“Washington and Idaho didn’t have that luxury. They found out about it after the crop was infected a couple years ago.”
Psyllids are one to two millimetres long, the approximate size of aphids, and resemble tiny cicadas. They can travel on the wind, plant material and vehicles.
The surveillance project involves placing yellow sticky cards in potato fields and environs. The cards are collected one week after placement, and Johnson analyzes the insects that have been trapped.
With samples coming in from across Canada, it will take some time to determine whether there are potato psyllids elsewhere in the country. None were found in 2013 or 2014.
Johnson said all potato psyllids identified so far have been adults, and he doubts they flew in from elsewhere because their wings didn’t show the wear normally associated with long distance flight.
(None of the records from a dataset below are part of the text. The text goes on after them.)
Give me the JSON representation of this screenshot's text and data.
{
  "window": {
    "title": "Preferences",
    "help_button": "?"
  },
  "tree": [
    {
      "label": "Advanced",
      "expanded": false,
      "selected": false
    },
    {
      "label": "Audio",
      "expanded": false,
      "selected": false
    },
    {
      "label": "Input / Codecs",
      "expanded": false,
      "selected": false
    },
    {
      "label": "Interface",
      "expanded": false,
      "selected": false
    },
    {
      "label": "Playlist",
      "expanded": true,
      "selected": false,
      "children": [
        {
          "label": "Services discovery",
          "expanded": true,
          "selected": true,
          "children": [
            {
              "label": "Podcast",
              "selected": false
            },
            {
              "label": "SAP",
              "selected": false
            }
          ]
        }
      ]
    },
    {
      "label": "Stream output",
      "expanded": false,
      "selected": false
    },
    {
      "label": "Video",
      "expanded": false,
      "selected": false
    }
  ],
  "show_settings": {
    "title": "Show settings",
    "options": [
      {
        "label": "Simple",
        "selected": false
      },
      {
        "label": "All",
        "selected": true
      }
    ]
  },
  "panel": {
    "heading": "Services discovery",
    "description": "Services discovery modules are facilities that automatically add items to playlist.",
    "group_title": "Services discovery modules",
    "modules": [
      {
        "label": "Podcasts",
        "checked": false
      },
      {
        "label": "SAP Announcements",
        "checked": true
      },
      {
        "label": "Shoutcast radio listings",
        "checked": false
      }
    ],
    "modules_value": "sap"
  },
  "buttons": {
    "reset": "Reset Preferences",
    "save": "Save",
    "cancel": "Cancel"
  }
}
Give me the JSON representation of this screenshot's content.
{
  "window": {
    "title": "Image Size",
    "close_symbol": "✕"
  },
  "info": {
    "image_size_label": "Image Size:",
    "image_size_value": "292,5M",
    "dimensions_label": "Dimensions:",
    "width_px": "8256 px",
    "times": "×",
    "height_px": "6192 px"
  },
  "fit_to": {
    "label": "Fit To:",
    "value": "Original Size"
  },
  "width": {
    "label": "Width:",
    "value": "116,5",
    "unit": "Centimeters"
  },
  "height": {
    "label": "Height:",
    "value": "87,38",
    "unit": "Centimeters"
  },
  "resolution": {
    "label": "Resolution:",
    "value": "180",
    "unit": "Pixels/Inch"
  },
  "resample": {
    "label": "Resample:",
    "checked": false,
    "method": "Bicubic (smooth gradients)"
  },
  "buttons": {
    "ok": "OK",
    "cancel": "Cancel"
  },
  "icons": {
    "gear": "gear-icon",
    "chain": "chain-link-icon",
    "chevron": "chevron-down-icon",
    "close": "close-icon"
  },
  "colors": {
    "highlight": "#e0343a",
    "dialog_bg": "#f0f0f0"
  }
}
“Although long distance flight and movement on upper air is possible, I suspect that these potato psyllids come from a small local population that may have moved in several steps, established itself undetected until now and then produced a generation which dispersed out a short distance.”
Johnson said the sticky cards have also found many natural enemies to psyllids, which is good news for future control.
“It is possible that natural suppression will (be) a factor in holding numbers down,” he said.
“The low use of insecticides by growers appears to be returning very important benefits for integrated pest management.”
The surveillance and monitoring program is funded by the Canadian Horticultural Council and Growing Forward 2 and involves participants from municipal, provincial and federal government departments and academia.